DIRECTIONS: In the records below, which lines include "this"? Copy them.
*** Begin section ***
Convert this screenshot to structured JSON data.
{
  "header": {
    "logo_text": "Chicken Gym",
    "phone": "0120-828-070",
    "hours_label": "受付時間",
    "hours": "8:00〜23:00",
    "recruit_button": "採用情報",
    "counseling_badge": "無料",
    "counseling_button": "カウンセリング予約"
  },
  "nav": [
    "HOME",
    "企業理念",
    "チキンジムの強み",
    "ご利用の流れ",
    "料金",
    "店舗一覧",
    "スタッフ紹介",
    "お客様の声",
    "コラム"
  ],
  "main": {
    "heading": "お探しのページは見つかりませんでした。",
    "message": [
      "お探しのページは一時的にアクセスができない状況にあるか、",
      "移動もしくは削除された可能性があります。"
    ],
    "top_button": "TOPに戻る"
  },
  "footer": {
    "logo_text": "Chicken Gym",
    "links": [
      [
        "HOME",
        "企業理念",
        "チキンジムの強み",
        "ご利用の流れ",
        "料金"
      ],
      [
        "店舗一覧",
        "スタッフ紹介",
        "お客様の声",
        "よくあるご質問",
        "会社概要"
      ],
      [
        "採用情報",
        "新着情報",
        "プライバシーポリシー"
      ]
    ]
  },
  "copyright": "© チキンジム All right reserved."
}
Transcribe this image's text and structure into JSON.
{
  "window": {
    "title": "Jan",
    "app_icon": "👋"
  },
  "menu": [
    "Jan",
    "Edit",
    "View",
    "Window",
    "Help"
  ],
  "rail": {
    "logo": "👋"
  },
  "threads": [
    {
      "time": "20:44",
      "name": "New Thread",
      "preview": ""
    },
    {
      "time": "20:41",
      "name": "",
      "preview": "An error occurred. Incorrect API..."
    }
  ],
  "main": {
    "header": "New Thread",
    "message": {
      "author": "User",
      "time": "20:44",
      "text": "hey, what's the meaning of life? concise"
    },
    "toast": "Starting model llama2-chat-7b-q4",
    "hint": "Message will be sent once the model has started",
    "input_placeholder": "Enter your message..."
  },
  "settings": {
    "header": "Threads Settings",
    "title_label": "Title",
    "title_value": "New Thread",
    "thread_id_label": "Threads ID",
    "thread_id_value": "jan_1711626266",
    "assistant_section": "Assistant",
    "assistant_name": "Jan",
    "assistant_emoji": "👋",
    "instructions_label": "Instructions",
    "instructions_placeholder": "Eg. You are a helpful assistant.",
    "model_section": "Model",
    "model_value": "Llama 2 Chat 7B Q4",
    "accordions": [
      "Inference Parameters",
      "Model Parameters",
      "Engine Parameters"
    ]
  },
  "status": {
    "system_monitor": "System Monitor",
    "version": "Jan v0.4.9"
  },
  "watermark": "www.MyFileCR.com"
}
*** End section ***
EXERCISE RESULT:
Convert this screenshot to structured JSON data.
Transcribe this image's text and structure into JSON.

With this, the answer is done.